Page and application data records
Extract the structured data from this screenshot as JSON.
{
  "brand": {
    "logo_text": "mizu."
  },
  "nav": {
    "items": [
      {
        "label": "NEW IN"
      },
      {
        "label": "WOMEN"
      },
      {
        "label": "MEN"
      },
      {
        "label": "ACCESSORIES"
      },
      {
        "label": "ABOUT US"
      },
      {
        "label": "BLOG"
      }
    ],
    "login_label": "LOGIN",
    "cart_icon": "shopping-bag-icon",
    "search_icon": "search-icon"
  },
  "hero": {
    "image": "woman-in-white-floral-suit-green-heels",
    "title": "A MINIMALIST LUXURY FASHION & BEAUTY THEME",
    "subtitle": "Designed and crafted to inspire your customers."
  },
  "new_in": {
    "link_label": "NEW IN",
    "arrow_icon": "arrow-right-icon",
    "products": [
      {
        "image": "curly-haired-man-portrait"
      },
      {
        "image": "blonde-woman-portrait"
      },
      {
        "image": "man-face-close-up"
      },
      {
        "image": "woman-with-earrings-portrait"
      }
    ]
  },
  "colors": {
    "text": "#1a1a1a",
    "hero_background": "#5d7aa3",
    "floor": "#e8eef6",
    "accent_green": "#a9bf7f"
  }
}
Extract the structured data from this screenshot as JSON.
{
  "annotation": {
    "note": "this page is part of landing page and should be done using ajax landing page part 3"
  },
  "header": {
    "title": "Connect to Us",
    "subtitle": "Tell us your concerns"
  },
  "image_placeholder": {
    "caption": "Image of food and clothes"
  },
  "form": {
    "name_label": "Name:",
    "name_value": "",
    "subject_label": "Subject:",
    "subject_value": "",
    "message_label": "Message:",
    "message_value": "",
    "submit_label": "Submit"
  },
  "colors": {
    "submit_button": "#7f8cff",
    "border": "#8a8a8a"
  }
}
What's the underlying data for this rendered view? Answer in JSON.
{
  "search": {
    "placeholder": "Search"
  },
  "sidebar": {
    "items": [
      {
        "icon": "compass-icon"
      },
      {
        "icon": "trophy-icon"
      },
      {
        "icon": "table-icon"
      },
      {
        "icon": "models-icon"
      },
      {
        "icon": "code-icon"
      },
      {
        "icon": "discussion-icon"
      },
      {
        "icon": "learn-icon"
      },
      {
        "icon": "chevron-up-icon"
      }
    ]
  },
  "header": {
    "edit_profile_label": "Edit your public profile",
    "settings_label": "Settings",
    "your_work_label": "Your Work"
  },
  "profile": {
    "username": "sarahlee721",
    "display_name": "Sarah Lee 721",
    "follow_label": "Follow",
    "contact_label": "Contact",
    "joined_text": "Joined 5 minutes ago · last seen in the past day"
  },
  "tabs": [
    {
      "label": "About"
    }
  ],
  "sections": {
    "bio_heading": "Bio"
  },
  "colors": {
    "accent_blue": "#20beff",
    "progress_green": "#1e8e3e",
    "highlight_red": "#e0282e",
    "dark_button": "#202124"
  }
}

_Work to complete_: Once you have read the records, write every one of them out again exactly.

_Task response_:
Extract the structured data from this screenshot as JSON.
{
  "brand": {
    "logo_text": "mizu."
  },
  "nav": {
    "items": [
      {
        "label": "NEW IN"
      },
      {
        "label": "WOMEN"
      },
      {
        "label": "MEN"
      },
      {
        "label": "ACCESSORIES"
      },
      {
        "label": "ABOUT US"
      },
      {
        "label": "BLOG"
      }
    ],
    "login_label": "LOGIN",
    "cart_icon": "shopping-bag-icon",
    "search_icon": "search-icon"
  },
  "hero": {
    "image": "woman-in-white-floral-suit-green-heels",
    "title": "A MINIMALIST LUXURY FASHION & BEAUTY THEME",
    "subtitle": "Designed and crafted to inspire your customers."
  },
  "new_in": {
    "link_label": "NEW IN",
    "arrow_icon": "arrow-right-icon",
    "products": [
      {
        "image": "curly-haired-man-portrait"
      },
      {
        "image": "blonde-woman-portrait"
      },
      {
        "image": "man-face-close-up"
      },
      {
        "image": "woman-with-earrings-portrait"
      }
    ]
  },
  "colors": {
    "text": "#1a1a1a",
    "hero_background": "#5d7aa3",
    "floor": "#e8eef6",
    "accent_green": "#a9bf7f"
  }
}
Extract the structured data from this screenshot as JSON.
{
  "annotation": {
    "note": "this page is part of landing page and should be done using ajax landing page part 3"
  },
  "header": {
    "title": "Connect to Us",
    "subtitle": "Tell us your concerns"
  },
  "image_placeholder": {
    "caption": "Image of food and clothes"
  },
  "form": {
    "name_label": "Name:",
    "name_value": "",
    "subject_label": "Subject:",
    "subject_value": "",
    "message_label": "Message:",
    "message_value": "",
    "submit_label": "Submit"
  },
  "colors": {
    "submit_button": "#7f8cff",
    "border": "#8a8a8a"
  }
}
What's the underlying data for this rendered view? Answer in JSON.
{
  "search": {
    "placeholder": "Search"
  },
  "sidebar": {
    "items": [
      {
        "icon": "compass-icon"
      },
      {
        "icon": "trophy-icon"
      },
      {
        "icon": "table-icon"
      },
      {
        "icon": "models-icon"
      },
      {
        "icon": "code-icon"
      },
      {
        "icon": "discussion-icon"
      },
      {
        "icon": "learn-icon"
      },
      {
        "icon": "chevron-up-icon"
      }
    ]
  },
  "header": {
    "edit_profile_label": "Edit your public profile",
    "settings_label": "Settings",
    "your_work_label": "Your Work"
  },
  "profile": {
    "username": "sarahlee721",
    "display_name": "Sarah Lee 721",
    "follow_label": "Follow",
    "contact_label": "Contact",
    "joined_text": "Joined 5 minutes ago · last seen in the past day"
  },
  "tabs": [
    {
      "label": "About"
    }
  ],
  "sections": {
    "bio_heading": "Bio"
  },
  "colors": {
    "accent_blue": "#20beff",
    "progress_green": "#1e8e3e",
    "highlight_red": "#e0282e",
    "dark_button": "#202124"
  }
}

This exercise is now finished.